So, now, after 5 years of marinating in NYC, it’s all just turned into different parts of me. I could never really imagine cutting one part out forever. I enjoy trying to bring a bit of each to any musical setting I’m in. Garzone gave my mind the freedom to let go, but the foundation came from all the other guys."

I just might start checking out that adult-contempory station again...........


The amazing Pere Soto!

I ran first into Pere Soto at a jam session at Clyde's Prime Rib here in Portland. He was in town for a few weeks before going back home to Barcelona. He blew me away. Besides having massive chops he was astoundingly creative. Pere would sound bluesy one second then boppish, then he would sound like he was playing contemporary classical. His Brazilian playing was even happening! The were no boundaries for Pere Soto, it was all improvisation. When I browsed his web site I found that he does a Django project in Europe called Django's Castle. He has some interesting digital art on his site too. I sometimes feel trapped out on the west coast. It seems like all anyone wants to play is very inside traditional Bop. Then there is the other extreme here with the totally free players. I like both, but miss the more modern eclectic approach of the East Coast and Europe. Pere is back in town for a little while and is a refreshing addition to the PDX Jazz scene. Let's hope he decides to stay. His site has some great videos that will blow the minds of Django fans. He even does the two finger Django thing on a few of the videos.

Pere Soto, Dan Schulte and I will be playing a trio gig Thursday, September 1st at the Red and Black Cafe (2138 SE Division St., 231-3899), from 8-10pm.

Pere will be teaching a master class :
The Seven Secrets of Jazz Improvisation
Saturday, August 27th at Day Music Company
Recital at 12:30 (Recital only - $5)

Humdrum, daylight things most musicians think when they play

My buddy Robert Moore was going through boxes while unpacking and he came across this clipping from the New Yorker somewhere around 1980 - one of their "Profile" series, but unfortunately he didn't have the info to ID who is speaking, exact date, etc. Nonetheless, here's an interesting tidbit.

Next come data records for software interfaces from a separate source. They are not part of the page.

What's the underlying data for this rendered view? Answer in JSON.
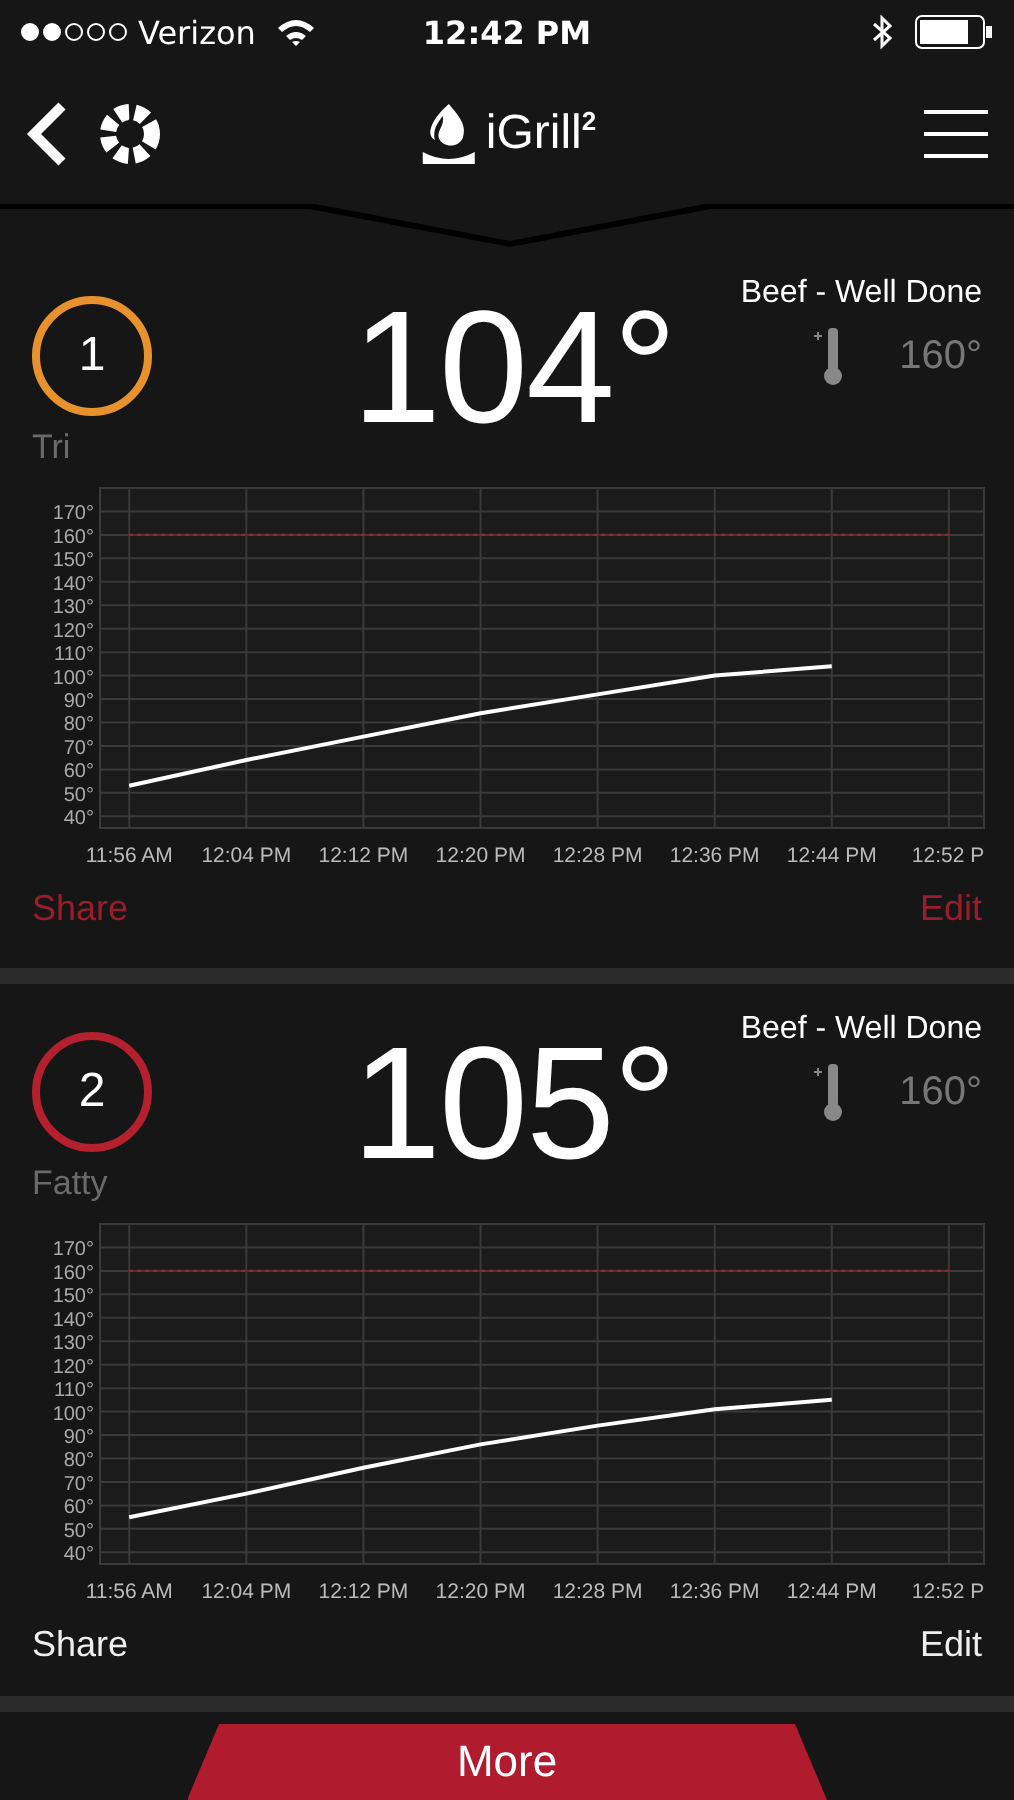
{
  "status_bar": {
    "carrier": "Verizon",
    "time": "12:42 PM"
  },
  "nav": {
    "title": "iGrill",
    "title_sup": "2"
  },
  "probes": [
    {
      "number": "1",
      "name": "Tri",
      "color": "#e8922e",
      "temperature": "104°",
      "preset": "Beef - Well Done",
      "target": "160°",
      "selected": true,
      "actions": [
        "Share",
        "Edit"
      ],
      "chart_data": {
        "type": "line",
        "categories": [
          "11:56 AM",
          "12:04 PM",
          "12:12 PM",
          "12:20 PM",
          "12:28 PM",
          "12:36 PM",
          "12:44 PM",
          "12:52 P"
        ],
        "series": [
          {
            "color": "#ffffff",
            "line_style": "solid",
            "values": [
              53,
              64,
              74,
              84,
              92,
              100,
              104,
              null
            ]
          },
          {
            "color": "#b5202e",
            "line_style": "dashed",
            "values": [
              160,
              160,
              160,
              160,
              160,
              160,
              160,
              160
            ]
          }
        ],
        "ylim": [
          35,
          180
        ],
        "yticks": [
          {
            "value": 40,
            "label": "40°"
          },
          {
            "value": 50,
            "label": "50°"
          },
          {
            "value": 60,
            "label": "60°"
          },
          {
            "value": 70,
            "label": "70°"
          },
          {
            "value": 80,
            "label": "80°"
          },
          {
            "value": 90,
            "label": "90°"
          },
          {
            "value": 100,
            "label": "100°"
          },
          {
            "value": 110,
            "label": "110°"
          },
          {
            "value": 120,
            "label": "120°"
          },
          {
            "value": 130,
            "label": "130°"
          },
          {
            "value": 140,
            "label": "140°"
          },
          {
            "value": 150,
            "label": "150°"
          },
          {
            "value": 160,
            "label": "160°"
          },
          {
            "value": 170,
            "label": "170°"
          }
        ],
        "grid": true
      }
    },
    {
      "number": "2",
      "name": "Fatty",
      "color": "#b5202e",
      "temperature": "105°",
      "preset": "Beef - Well Done",
      "target": "160°",
      "selected": false,
      "actions": [
        "Share",
        "Edit"
      ],
      "chart_data": {
        "type": "line",
        "categories": [
          "11:56 AM",
          "12:04 PM",
          "12:12 PM",
          "12:20 PM",
          "12:28 PM",
          "12:36 PM",
          "12:44 PM",
          "12:52 P"
        ],
        "series": [
          {
            "color": "#ffffff",
            "line_style": "solid",
            "values": [
              55,
              65,
              76,
              86,
              94,
              101,
              105,
              null
            ]
          },
          {
            "color": "#b5202e",
            "line_style": "dashed",
            "values": [
              160,
              160,
              160,
              160,
              160,
              160,
              160,
              160
            ]
          }
        ],
        "ylim": [
          35,
          180
        ],
        "yticks": [
          {
            "value": 40,
            "label": "40°"
          },
          {
            "value": 50,
            "label": "50°"
          },
          {
            "value": 60,
            "label": "60°"
          },
          {
            "value": 70,
            "label": "70°"
          },
          {
            "value": 80,
            "label": "80°"
          },
          {
            "value": 90,
            "label": "90°"
          },
          {
            "value": 100,
            "label": "100°"
          },
          {
            "value": 110,
            "label": "110°"
          },
          {
            "value": 120,
            "label": "120°"
          },
          {
            "value": 130,
            "label": "130°"
          },
          {
            "value": 140,
            "label": "140°"
          },
          {
            "value": 150,
            "label": "150°"
          },
          {
            "value": 160,
            "label": "160°"
          },
          {
            "value": 170,
            "label": "170°"
          }
        ],
        "grid": true
      }
    }
  ],
  "more_button": "More"
}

"Last evening wasn't bad at all," he said as he worked on his hands. "I played well, and somewhere around eight a whole bunch of jazz fans came in, so I played for them until after nine. The only trouble was that the hammer of the G above middle C broke, but I doubt whether anybody noticed. Once, the English pianist Harold Bauer gave a concert in San Francisco, and an F-sharp got stuck just after he'd begun his last piece. He struggled with the note, trying to disguise that from the audience, trying to keep it from ruining the piece, trying to get through. When he came offstage, his manager said to him, 'Harold, I've listened to you up and down the world for twenty years, and that last piece was the most moving performance I have ever heard.' Which means that audiences are rarely on the same wavelength as performers. In fact, two very different things are going on at once. The musician is wondering how to get from the second eight bars into the bridge, and the audience is in pursuit of emotional energy. The musician is struggling, and the audience is making up dreamlike opinions about the music that may have nothing at all to do with what the musician is thinking or doing musically. If audiences knew what humdrum, daylight things most musicians think when they play, they'd probably never come."